BLOOD FROM AN ORANGE
It was more of the same for University of Tennessee students and faculty in '97, which was not good news. Once again, the budget crunched, vacant faculty spots stayed vacant, and there were clampdowns on everything from travel to supplies. Unhappy students also found themselves paying an extra $100 a semester for a "technology fee," even as the use of such advanced technology as photocopying was sharply curtailed. But it was also a year of planning for the future. Locally, Chancellor Bill Snyder's APEC committee offered some suggestions for streamlining the campus' curricula (watch for scholarly fur to fly when those suggestions get specific about cutting departments and programs). And at the state level, Gov. Sundquist appointed a "blue-ribbon panel" to study the state's higher education system, with recommendations for reform due sometime after the next election.
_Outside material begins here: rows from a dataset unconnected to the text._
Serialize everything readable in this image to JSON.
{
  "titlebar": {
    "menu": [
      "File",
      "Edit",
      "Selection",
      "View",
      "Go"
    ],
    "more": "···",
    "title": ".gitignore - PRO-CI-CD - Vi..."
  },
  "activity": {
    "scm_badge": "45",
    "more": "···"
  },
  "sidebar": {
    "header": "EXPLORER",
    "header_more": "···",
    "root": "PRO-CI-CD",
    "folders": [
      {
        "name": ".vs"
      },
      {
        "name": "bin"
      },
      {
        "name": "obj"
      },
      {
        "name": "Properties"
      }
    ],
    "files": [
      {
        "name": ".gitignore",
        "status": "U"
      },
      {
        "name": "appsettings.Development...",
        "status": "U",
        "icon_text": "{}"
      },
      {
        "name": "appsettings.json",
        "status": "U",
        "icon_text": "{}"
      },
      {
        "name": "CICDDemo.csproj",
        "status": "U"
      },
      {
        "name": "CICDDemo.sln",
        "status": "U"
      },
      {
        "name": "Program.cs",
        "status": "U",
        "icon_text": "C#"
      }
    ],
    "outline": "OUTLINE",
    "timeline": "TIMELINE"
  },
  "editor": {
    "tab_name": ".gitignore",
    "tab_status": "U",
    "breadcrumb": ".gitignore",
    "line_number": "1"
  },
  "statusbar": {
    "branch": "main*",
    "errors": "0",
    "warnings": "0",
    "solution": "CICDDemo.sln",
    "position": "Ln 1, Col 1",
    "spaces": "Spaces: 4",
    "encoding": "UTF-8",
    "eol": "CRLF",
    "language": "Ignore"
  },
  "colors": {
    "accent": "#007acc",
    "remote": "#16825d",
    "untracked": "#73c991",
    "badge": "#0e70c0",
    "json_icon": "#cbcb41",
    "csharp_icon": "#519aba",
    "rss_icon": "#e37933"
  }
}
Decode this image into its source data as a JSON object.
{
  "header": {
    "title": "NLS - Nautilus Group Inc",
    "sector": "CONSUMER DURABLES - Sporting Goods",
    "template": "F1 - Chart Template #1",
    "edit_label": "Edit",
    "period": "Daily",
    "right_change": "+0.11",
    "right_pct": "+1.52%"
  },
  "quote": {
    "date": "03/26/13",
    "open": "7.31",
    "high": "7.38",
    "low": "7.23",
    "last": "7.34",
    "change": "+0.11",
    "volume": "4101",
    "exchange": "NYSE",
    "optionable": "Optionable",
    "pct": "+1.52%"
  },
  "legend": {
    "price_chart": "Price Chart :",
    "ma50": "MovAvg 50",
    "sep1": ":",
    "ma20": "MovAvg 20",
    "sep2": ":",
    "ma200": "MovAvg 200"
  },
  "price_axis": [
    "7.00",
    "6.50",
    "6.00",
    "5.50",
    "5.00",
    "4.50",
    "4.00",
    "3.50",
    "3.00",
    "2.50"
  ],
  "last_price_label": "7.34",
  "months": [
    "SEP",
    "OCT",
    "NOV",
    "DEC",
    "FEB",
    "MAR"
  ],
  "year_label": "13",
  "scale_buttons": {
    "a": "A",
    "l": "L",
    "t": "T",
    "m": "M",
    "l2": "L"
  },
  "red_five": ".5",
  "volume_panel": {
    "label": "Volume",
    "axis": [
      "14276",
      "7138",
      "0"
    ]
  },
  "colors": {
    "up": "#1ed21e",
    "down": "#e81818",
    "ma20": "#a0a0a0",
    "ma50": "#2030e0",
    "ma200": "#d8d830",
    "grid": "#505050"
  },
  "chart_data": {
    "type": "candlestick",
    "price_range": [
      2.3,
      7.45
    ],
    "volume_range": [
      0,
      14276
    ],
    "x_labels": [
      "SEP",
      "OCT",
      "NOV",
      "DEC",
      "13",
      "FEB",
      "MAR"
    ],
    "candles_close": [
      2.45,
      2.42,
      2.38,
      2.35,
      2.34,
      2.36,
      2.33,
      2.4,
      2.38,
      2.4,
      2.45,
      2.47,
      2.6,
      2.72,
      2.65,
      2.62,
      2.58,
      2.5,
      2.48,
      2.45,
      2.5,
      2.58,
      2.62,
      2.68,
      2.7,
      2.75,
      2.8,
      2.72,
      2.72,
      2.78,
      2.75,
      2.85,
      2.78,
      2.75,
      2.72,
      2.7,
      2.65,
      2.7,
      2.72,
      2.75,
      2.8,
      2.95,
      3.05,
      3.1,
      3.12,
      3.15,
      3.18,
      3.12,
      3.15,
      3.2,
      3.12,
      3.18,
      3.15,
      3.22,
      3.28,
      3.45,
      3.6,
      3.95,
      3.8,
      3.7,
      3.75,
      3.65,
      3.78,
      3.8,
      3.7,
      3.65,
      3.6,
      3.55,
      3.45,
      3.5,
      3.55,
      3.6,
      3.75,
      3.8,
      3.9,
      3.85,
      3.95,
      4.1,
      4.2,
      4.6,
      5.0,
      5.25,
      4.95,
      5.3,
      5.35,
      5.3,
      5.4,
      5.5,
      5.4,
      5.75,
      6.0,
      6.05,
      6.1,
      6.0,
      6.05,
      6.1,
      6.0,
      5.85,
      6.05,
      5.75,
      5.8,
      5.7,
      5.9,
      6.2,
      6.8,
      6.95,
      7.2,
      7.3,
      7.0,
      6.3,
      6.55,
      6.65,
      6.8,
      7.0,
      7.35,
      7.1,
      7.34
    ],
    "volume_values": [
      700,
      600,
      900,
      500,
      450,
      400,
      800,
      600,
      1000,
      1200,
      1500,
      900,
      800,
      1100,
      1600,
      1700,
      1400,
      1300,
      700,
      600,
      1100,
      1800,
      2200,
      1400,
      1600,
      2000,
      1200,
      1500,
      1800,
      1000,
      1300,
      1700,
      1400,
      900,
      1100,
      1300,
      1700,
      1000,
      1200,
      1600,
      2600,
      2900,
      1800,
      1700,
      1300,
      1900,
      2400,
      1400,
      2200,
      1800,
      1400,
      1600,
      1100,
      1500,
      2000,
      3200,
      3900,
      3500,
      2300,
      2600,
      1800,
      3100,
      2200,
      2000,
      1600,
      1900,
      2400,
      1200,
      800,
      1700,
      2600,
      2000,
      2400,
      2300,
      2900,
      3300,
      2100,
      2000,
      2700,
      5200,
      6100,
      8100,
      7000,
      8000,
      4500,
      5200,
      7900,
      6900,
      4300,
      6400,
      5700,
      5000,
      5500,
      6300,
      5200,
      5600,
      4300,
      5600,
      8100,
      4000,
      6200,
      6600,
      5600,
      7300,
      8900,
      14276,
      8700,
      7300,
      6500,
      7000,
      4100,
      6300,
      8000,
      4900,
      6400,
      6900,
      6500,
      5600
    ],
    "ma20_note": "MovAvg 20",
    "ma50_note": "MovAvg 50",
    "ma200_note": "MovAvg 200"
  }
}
On the surface, it was a pretty quiet 12 months for Knox County schools. Oh sure, there was the expected squabbling with County Commission over a construction project or two, and the familiar debates about how to deal with unruly special education students, and the usual dissatisfied noises from the teachers' union about teeny pay raises, but by and large things seemed calm. Test scores in general looked good system-wide, and math scores looked great. When the biggest scandals of the fall are some soccer players smoking cigars and a shocking (shocking!) dearth of student "Pledge of Allegiance" intonations, administrators shouldn't have much to worry about. But next year is a decisive one politically, with five of nine school board seats up for grabs, so things could get interesting soon. Steve Hunley, the outspoken East Knox County board member who finished his first year in office in September, hasn't been shy about taking Superintendent Allen Morgan to task, especially on financial issues, and he has allies elsewhere who would like to see a few more like him on the board. For Morgan and co., 1997 may have been the calm before the storm.
Also in Features
- The Stacey Chronicles: a Timeline of State Sen. Stacey Campfield's Greatest “Hits” in 10 Long Years of Legislating
- Signs and Portents: Tennessee's Numerous (and Sometimes Bizarre) State Symbols
- Orange Is the New Green: Is Knox County's New Video-Only Visitation Policy for Inmates Really About Safety—or Is it About Money?